**Instructions for the task**
Given the records below, set each one down again exactly as it reads.

** Working data follows **

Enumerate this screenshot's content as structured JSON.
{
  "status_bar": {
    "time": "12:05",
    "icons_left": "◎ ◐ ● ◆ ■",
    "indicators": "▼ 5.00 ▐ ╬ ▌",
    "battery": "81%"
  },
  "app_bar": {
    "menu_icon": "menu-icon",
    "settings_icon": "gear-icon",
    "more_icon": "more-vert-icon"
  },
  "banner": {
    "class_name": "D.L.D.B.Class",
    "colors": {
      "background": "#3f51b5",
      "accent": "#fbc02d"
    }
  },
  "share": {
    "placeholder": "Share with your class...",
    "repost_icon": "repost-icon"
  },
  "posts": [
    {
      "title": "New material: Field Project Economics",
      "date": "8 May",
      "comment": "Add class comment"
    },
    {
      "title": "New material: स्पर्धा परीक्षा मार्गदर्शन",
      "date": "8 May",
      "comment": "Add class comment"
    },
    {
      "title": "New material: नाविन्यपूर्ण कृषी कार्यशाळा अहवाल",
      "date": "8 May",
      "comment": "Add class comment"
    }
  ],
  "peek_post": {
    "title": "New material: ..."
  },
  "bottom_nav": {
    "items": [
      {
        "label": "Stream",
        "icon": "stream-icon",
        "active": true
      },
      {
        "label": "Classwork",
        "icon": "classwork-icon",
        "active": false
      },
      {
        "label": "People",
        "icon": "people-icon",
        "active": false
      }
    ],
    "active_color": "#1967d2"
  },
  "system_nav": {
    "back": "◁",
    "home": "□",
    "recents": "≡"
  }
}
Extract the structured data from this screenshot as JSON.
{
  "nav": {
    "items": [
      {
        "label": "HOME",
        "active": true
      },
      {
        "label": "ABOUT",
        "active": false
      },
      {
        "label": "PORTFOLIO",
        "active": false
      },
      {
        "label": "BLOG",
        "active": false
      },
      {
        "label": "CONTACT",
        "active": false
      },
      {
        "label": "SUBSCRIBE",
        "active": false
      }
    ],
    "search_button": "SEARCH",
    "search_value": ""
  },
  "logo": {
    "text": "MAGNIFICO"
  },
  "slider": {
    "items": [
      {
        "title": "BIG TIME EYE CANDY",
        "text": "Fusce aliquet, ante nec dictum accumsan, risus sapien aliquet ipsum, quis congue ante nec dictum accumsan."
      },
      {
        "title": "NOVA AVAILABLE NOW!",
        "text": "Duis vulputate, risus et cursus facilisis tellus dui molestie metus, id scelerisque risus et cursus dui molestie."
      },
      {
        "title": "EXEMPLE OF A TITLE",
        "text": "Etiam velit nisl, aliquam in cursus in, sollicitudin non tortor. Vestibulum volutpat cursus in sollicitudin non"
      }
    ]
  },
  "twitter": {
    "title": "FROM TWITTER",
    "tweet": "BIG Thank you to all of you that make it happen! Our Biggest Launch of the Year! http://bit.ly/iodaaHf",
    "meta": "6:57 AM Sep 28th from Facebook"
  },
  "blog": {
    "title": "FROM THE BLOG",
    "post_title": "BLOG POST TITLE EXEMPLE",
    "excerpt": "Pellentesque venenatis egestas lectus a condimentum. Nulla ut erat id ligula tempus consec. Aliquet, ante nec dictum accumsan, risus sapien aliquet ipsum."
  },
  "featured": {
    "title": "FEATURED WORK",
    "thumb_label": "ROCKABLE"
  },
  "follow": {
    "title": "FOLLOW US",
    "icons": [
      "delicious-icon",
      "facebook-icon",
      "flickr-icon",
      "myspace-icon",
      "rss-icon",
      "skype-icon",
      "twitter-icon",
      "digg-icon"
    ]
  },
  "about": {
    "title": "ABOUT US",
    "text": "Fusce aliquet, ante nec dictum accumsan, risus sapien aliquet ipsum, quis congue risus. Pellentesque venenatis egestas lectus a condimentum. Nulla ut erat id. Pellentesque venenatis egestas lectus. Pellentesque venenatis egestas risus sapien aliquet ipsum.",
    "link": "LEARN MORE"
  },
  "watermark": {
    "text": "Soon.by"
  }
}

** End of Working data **

**Response box**
Enumerate this screenshot's content as structured JSON.
{
  "status_bar": {
    "time": "12:05",
    "icons_left": "◎ ◐ ● ◆ ■",
    "indicators": "▼ 5.00 ▐ ╬ ▌",
    "battery": "81%"
  },
  "app_bar": {
    "menu_icon": "menu-icon",
    "settings_icon": "gear-icon",
    "more_icon": "more-vert-icon"
  },
  "banner": {
    "class_name": "D.L.D.B.Class",
    "colors": {
      "background": "#3f51b5",
      "accent": "#fbc02d"
    }
  },
  "share": {
    "placeholder": "Share with your class...",
    "repost_icon": "repost-icon"
  },
  "posts": [
    {
      "title": "New material: Field Project Economics",
      "date": "8 May",
      "comment": "Add class comment"
    },
    {
      "title": "New material: स्पर्धा परीक्षा मार्गदर्शन",
      "date": "8 May",
      "comment": "Add class comment"
    },
    {
      "title": "New material: नाविन्यपूर्ण कृषी कार्यशाळा अहवाल",
      "date": "8 May",
      "comment": "Add class comment"
    }
  ],
  "peek_post": {
    "title": "New material: ..."
  },
  "bottom_nav": {
    "items": [
      {
        "label": "Stream",
        "icon": "stream-icon",
        "active": true
      },
      {
        "label": "Classwork",
        "icon": "classwork-icon",
        "active": false
      },
      {
        "label": "People",
        "icon": "people-icon",
        "active": false
      }
    ],
    "active_color": "#1967d2"
  },
  "system_nav": {
    "back": "◁",
    "home": "□",
    "recents": "≡"
  }
}
Extract the structured data from this screenshot as JSON.
{
  "nav": {
    "items": [
      {
        "label": "HOME",
        "active": true
      },
      {
        "label": "ABOUT",
        "active": false
      },
      {
        "label": "PORTFOLIO",
        "active": false
      },
      {
        "label": "BLOG",
        "active": false
      },
      {
        "label": "CONTACT",
        "active": false
      },
      {
        "label": "SUBSCRIBE",
        "active": false
      }
    ],
    "search_button": "SEARCH",
    "search_value": ""
  },
  "logo": {
    "text": "MAGNIFICO"
  },
  "slider": {
    "items": [
      {
        "title": "BIG TIME EYE CANDY",
        "text": "Fusce aliquet, ante nec dictum accumsan, risus sapien aliquet ipsum, quis congue ante nec dictum accumsan."
      },
      {
        "title": "NOVA AVAILABLE NOW!",
        "text": "Duis vulputate, risus et cursus facilisis tellus dui molestie metus, id scelerisque risus et cursus dui molestie."
      },
      {
        "title": "EXEMPLE OF A TITLE",
        "text": "Etiam velit nisl, aliquam in cursus in, sollicitudin non tortor. Vestibulum volutpat cursus in sollicitudin non"
      }
    ]
  },
  "twitter": {
    "title": "FROM TWITTER",
    "tweet": "BIG Thank you to all of you that make it happen! Our Biggest Launch of the Year! http://bit.ly/iodaaHf",
    "meta": "6:57 AM Sep 28th from Facebook"
  },
  "blog": {
    "title": "FROM THE BLOG",
    "post_title": "BLOG POST TITLE EXEMPLE",
    "excerpt": "Pellentesque venenatis egestas lectus a condimentum. Nulla ut erat id ligula tempus consec. Aliquet, ante nec dictum accumsan, risus sapien aliquet ipsum."
  },
  "featured": {
    "title": "FEATURED WORK",
    "thumb_label": "ROCKABLE"
  },
  "follow": {
    "title": "FOLLOW US",
    "icons": [
      "delicious-icon",
      "facebook-icon",
      "flickr-icon",
      "myspace-icon",
      "rss-icon",
      "skype-icon",
      "twitter-icon",
      "digg-icon"
    ]
  },
  "about": {
    "title": "ABOUT US",
    "text": "Fusce aliquet, ante nec dictum accumsan, risus sapien aliquet ipsum, quis congue risus. Pellentesque venenatis egestas lectus a condimentum. Nulla ut erat id. Pellentesque venenatis egestas lectus. Pellentesque venenatis egestas risus sapien aliquet ipsum.",
    "link": "LEARN MORE"
  },
  "watermark": {
    "text": "Soon.by"
  }
}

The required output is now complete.